Stored dataset items:
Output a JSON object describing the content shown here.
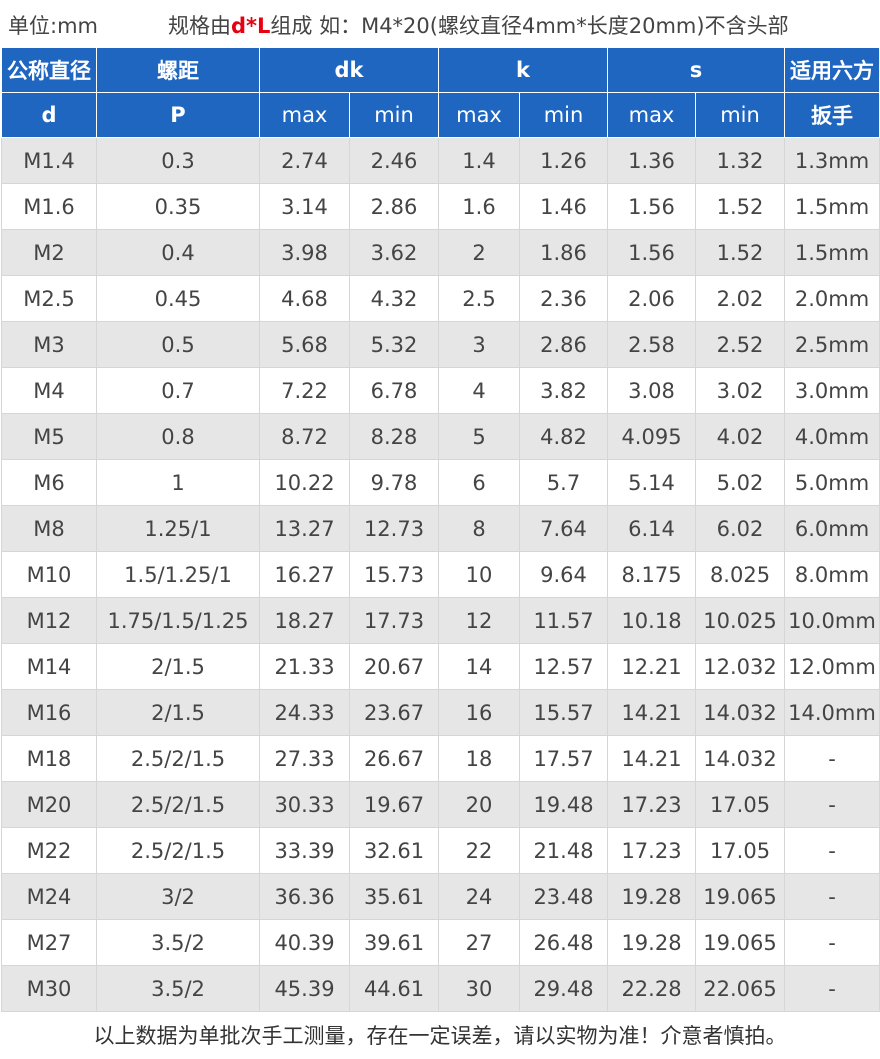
{
  "header": {
    "unit_text": "单位:mm",
    "spec_prefix": "规格由",
    "spec_highlight": "d*L",
    "spec_suffix": "组成 如：M4*20(螺纹直径4mm*长度20mm)不含头部"
  },
  "colors": {
    "header_bg": "#1f66c1",
    "highlight": "#e60012",
    "row_alt": "#e6e6e6"
  },
  "table": {
    "headers": {
      "d_line1": "公称直径",
      "d_line2": "d",
      "p_line1": "螺距",
      "p_line2": "P",
      "dk": "dk",
      "k": "k",
      "s": "s",
      "hex_line1": "适用六方",
      "hex_line2": "扳手",
      "max": "max",
      "min": "min"
    },
    "rows": [
      [
        "M1.4",
        "0.3",
        "2.74",
        "2.46",
        "1.4",
        "1.26",
        "1.36",
        "1.32",
        "1.3mm"
      ],
      [
        "M1.6",
        "0.35",
        "3.14",
        "2.86",
        "1.6",
        "1.46",
        "1.56",
        "1.52",
        "1.5mm"
      ],
      [
        "M2",
        "0.4",
        "3.98",
        "3.62",
        "2",
        "1.86",
        "1.56",
        "1.52",
        "1.5mm"
      ],
      [
        "M2.5",
        "0.45",
        "4.68",
        "4.32",
        "2.5",
        "2.36",
        "2.06",
        "2.02",
        "2.0mm"
      ],
      [
        "M3",
        "0.5",
        "5.68",
        "5.32",
        "3",
        "2.86",
        "2.58",
        "2.52",
        "2.5mm"
      ],
      [
        "M4",
        "0.7",
        "7.22",
        "6.78",
        "4",
        "3.82",
        "3.08",
        "3.02",
        "3.0mm"
      ],
      [
        "M5",
        "0.8",
        "8.72",
        "8.28",
        "5",
        "4.82",
        "4.095",
        "4.02",
        "4.0mm"
      ],
      [
        "M6",
        "1",
        "10.22",
        "9.78",
        "6",
        "5.7",
        "5.14",
        "5.02",
        "5.0mm"
      ],
      [
        "M8",
        "1.25/1",
        "13.27",
        "12.73",
        "8",
        "7.64",
        "6.14",
        "6.02",
        "6.0mm"
      ],
      [
        "M10",
        "1.5/1.25/1",
        "16.27",
        "15.73",
        "10",
        "9.64",
        "8.175",
        "8.025",
        "8.0mm"
      ],
      [
        "M12",
        "1.75/1.5/1.25",
        "18.27",
        "17.73",
        "12",
        "11.57",
        "10.18",
        "10.025",
        "10.0mm"
      ],
      [
        "M14",
        "2/1.5",
        "21.33",
        "20.67",
        "14",
        "12.57",
        "12.21",
        "12.032",
        "12.0mm"
      ],
      [
        "M16",
        "2/1.5",
        "24.33",
        "23.67",
        "16",
        "15.57",
        "14.21",
        "14.032",
        "14.0mm"
      ],
      [
        "M18",
        "2.5/2/1.5",
        "27.33",
        "26.67",
        "18",
        "17.57",
        "14.21",
        "14.032",
        "-"
      ],
      [
        "M20",
        "2.5/2/1.5",
        "30.33",
        "19.67",
        "20",
        "19.48",
        "17.23",
        "17.05",
        "-"
      ],
      [
        "M22",
        "2.5/2/1.5",
        "33.39",
        "32.61",
        "22",
        "21.48",
        "17.23",
        "17.05",
        "-"
      ],
      [
        "M24",
        "3/2",
        "36.36",
        "35.61",
        "24",
        "23.48",
        "19.28",
        "19.065",
        "-"
      ],
      [
        "M27",
        "3.5/2",
        "40.39",
        "39.61",
        "27",
        "26.48",
        "19.28",
        "19.065",
        "-"
      ],
      [
        "M30",
        "3.5/2",
        "45.39",
        "44.61",
        "30",
        "29.48",
        "22.28",
        "22.065",
        "-"
      ]
    ]
  },
  "footer": {
    "note": "以上数据为单批次手工测量，存在一定误差，请以实物为准！介意者慎拍。"
  }
}
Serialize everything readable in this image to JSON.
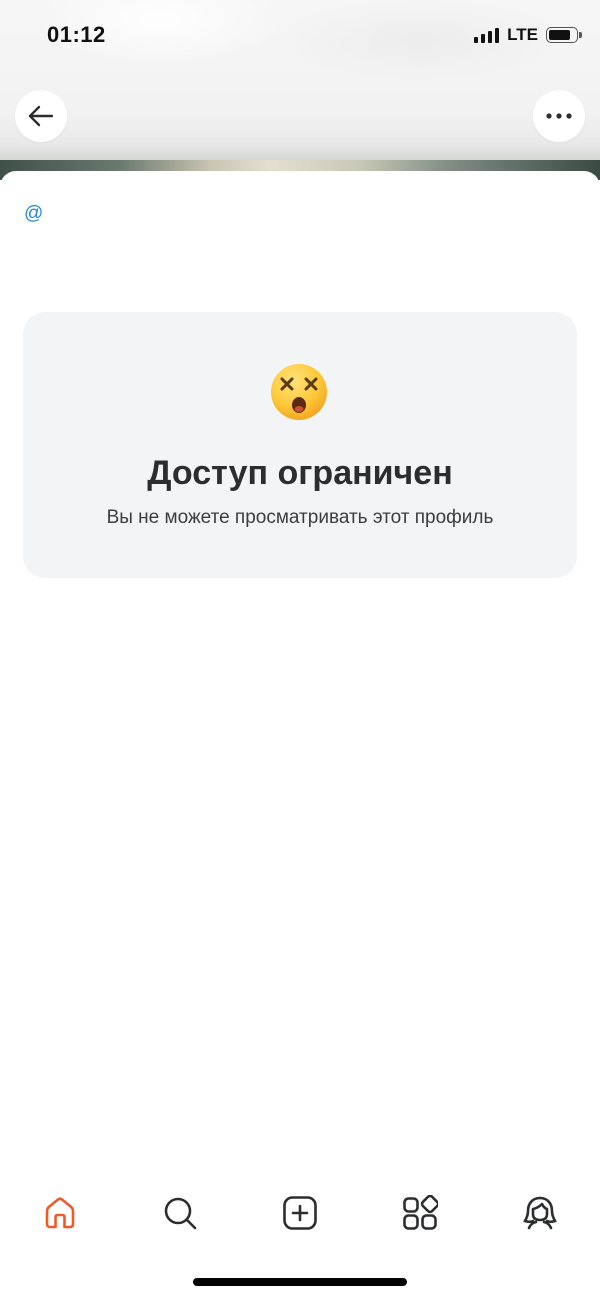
{
  "status_bar": {
    "time": "01:12",
    "network": "LTE",
    "signal_bars": 4,
    "battery_level": 0.85
  },
  "header": {
    "back_icon": "arrow-left-icon",
    "more_icon": "more-horizontal-icon"
  },
  "profile": {
    "handle_prefix": "@"
  },
  "restricted": {
    "emoji": "dizzy-face-emoji",
    "title": "Доступ ограничен",
    "subtitle": "Вы не можете просматривать этот профиль"
  },
  "tab_bar": {
    "items": [
      {
        "name": "home",
        "icon": "home-icon",
        "active": true
      },
      {
        "name": "search",
        "icon": "search-icon",
        "active": false
      },
      {
        "name": "create",
        "icon": "add-square-icon",
        "active": false
      },
      {
        "name": "services",
        "icon": "services-grid-icon",
        "active": false
      },
      {
        "name": "profile",
        "icon": "profile-icon",
        "active": false
      }
    ]
  },
  "colors": {
    "accent": "#f05a28",
    "link": "#2a88d5",
    "icon": "#2c2d2e",
    "card_bg": "#f3f4f6"
  }
}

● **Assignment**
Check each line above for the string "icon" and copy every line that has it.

● **Result**
    "back_icon": "arrow-left-icon",
    "more_icon": "more-horizontal-icon"
        "icon": "home-icon",
        "icon": "search-icon",
        "icon": "add-square-icon",
        "icon": "services-grid-icon",
        "icon": "profile-icon",
    "icon": "#2c2d2e",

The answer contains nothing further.